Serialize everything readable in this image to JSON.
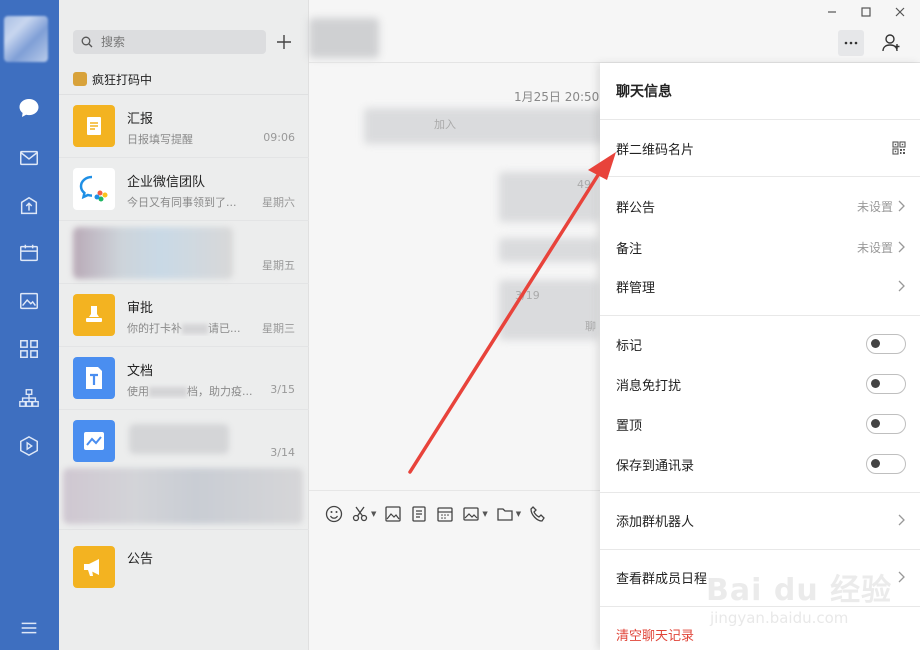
{
  "search": {
    "placeholder": "搜索"
  },
  "status": {
    "text": "疯狂打码中"
  },
  "chats": [
    {
      "title": "汇报",
      "preview": "日报填写提醒",
      "time": "09:06",
      "icon": "report-icon",
      "color": "#f3b321"
    },
    {
      "title": "企业微信团队",
      "preview": "今日又有同事领到了...",
      "time": "星期六",
      "icon": "wecom-logo-icon",
      "color": "#ffffff"
    },
    {
      "title": "",
      "preview": "",
      "time": "星期五",
      "icon": "blurred-avatar",
      "color": "#c8c8c8"
    },
    {
      "title": "审批",
      "preview": "你的打卡补",
      "preview_tail": "请已...",
      "time": "星期三",
      "icon": "approval-stamp-icon",
      "color": "#f3b321"
    },
    {
      "title": "文档",
      "preview": "使用",
      "preview_tail": "档，助力疫...",
      "time": "3/15",
      "icon": "doc-icon",
      "color": "#4a8ef0"
    },
    {
      "title": "",
      "preview": "",
      "time": "3/14",
      "icon": "chart-icon",
      "color": "#4a8ef0"
    },
    {
      "title": "公告",
      "preview": "",
      "time": "",
      "icon": "megaphone-icon",
      "color": "#f3b321"
    }
  ],
  "chat": {
    "date": "1月25日 20:50",
    "blur_snippets": [
      "加入",
      "49",
      "3/19",
      "聊"
    ]
  },
  "panel": {
    "title": "聊天信息",
    "qr_label": "群二维码名片",
    "announcement_label": "群公告",
    "announcement_value": "未设置",
    "remark_label": "备注",
    "remark_value": "未设置",
    "manage_label": "群管理",
    "toggles": [
      {
        "label": "标记",
        "on": false
      },
      {
        "label": "消息免打扰",
        "on": false
      },
      {
        "label": "置顶",
        "on": false
      },
      {
        "label": "保存到通讯录",
        "on": false
      }
    ],
    "add_bot_label": "添加群机器人",
    "schedule_label": "查看群成员日程",
    "clear_label": "清空聊天记录"
  },
  "watermark": {
    "brand": "Bai du 经验",
    "url": "jingyan.baidu.com"
  },
  "colors": {
    "nav": "#3e6fc0",
    "accent_arrow": "#e8433b",
    "danger": "#e0463a"
  }
}
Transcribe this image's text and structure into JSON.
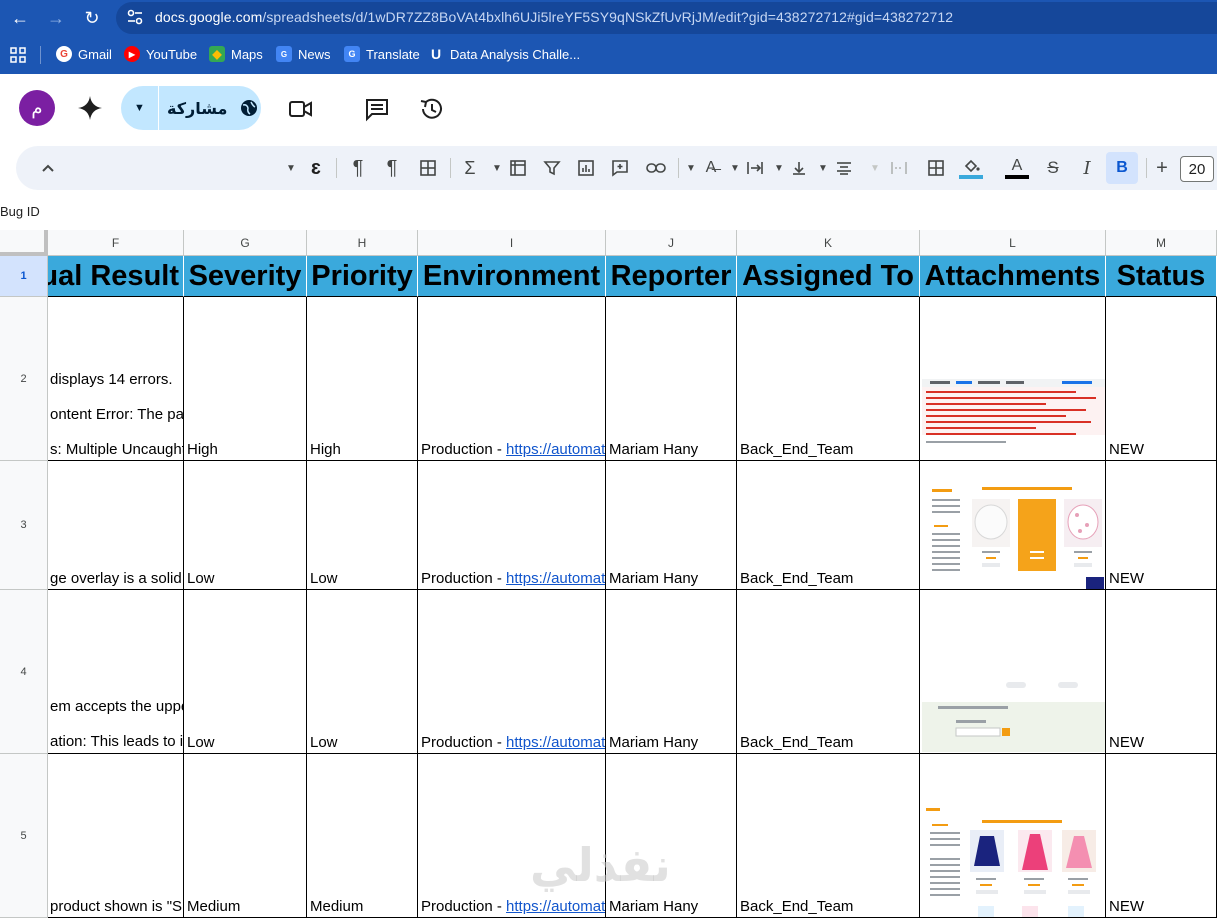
{
  "browser": {
    "url_host": "docs.google.com",
    "url_path": "/spreadsheets/d/1wDR7ZZ8BoVAt4bxlh6UJi5lreYF5SY9qNSkZfUvRjJM/edit?gid=438272712#gid=438272712",
    "bookmarks": [
      {
        "label": "Gmail",
        "icon": "gmail-icon",
        "color": "#ea4335"
      },
      {
        "label": "YouTube",
        "icon": "youtube-icon",
        "color": "#ff0000"
      },
      {
        "label": "Maps",
        "icon": "maps-icon",
        "color": "#34a853"
      },
      {
        "label": "News",
        "icon": "news-icon",
        "color": "#4285f4"
      },
      {
        "label": "Translate",
        "icon": "translate-icon",
        "color": "#4285f4"
      },
      {
        "label": "Data Analysis Challe...",
        "icon": "udacity-icon",
        "color": "#1a3aa6"
      }
    ]
  },
  "header": {
    "avatar_letter": "م",
    "share_label": "مشاركة"
  },
  "toolbar": {
    "font_size": "20",
    "bold_label": "B",
    "italic_label": "I",
    "sum_label": "Σ"
  },
  "name_box": "Bug ID",
  "columns": [
    "F",
    "G",
    "H",
    "I",
    "J",
    "K",
    "L",
    "M"
  ],
  "header_row": {
    "row_number": "1",
    "cells": [
      "ual Result",
      "Severity",
      "Priority",
      "Environment",
      "Reporter",
      "Assigned To",
      "Attachments",
      "Status"
    ]
  },
  "rows": [
    {
      "row_number": "2",
      "f_lines": [
        "displays 14 errors.",
        "ontent Error: The pag",
        "s: Multiple Uncaught"
      ],
      "severity": "High",
      "priority": "High",
      "env_prefix": "Production - ",
      "env_link": "https://automati",
      "reporter": "Mariam Hany",
      "assigned": "Back_End_Team",
      "status": "NEW"
    },
    {
      "row_number": "3",
      "f_lines": [
        "ge overlay is a solid"
      ],
      "severity": "Low",
      "priority": "Low",
      "env_prefix": "Production - ",
      "env_link": "https://automati",
      "reporter": "Mariam Hany",
      "assigned": "Back_End_Team",
      "status": "NEW"
    },
    {
      "row_number": "4",
      "f_lines": [
        "em accepts the uppe",
        "ation: This leads to in"
      ],
      "severity": "Low",
      "priority": "Low",
      "env_prefix": "Production - ",
      "env_link": "https://automati",
      "reporter": "Mariam Hany",
      "assigned": "Back_End_Team",
      "status": "NEW"
    },
    {
      "row_number": "5",
      "f_lines": [
        "product shown is \"Sl"
      ],
      "severity": "Medium",
      "priority": "Medium",
      "env_prefix": "Production - ",
      "env_link": "https://automati",
      "reporter": "Mariam Hany",
      "assigned": "Back_End_Team",
      "status": "NEW"
    }
  ],
  "watermark": "نفذلي"
}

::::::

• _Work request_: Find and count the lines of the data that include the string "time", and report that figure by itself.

• _Task output_: 7